Material for the task
━━━━━━━━

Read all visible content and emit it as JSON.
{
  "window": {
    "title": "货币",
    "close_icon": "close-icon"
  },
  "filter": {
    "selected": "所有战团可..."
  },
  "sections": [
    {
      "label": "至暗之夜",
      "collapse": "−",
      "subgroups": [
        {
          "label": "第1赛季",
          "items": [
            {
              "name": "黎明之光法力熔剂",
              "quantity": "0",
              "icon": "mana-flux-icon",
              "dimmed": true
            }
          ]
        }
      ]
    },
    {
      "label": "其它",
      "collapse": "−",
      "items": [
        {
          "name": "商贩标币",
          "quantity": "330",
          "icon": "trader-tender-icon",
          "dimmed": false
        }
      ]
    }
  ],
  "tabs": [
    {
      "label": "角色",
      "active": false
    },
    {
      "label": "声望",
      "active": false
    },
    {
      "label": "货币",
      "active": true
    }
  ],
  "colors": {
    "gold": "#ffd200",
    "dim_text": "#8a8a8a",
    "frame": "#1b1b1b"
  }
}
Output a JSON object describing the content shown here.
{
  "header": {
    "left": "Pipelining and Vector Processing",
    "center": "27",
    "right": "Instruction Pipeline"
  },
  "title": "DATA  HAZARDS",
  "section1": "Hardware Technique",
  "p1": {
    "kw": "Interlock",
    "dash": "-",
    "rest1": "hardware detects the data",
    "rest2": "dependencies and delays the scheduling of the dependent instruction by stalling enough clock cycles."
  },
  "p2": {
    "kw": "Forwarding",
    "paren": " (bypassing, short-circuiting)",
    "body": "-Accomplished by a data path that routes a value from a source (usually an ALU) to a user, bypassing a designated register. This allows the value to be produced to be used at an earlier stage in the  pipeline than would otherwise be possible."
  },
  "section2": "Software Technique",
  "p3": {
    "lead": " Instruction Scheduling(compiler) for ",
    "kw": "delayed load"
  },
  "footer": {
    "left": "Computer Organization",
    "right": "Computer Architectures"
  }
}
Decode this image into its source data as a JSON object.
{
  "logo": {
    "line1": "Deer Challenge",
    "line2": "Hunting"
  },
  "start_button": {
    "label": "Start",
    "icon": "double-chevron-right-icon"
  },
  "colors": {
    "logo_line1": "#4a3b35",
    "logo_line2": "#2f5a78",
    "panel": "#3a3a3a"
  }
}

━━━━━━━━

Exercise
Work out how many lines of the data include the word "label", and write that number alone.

Problem solution
7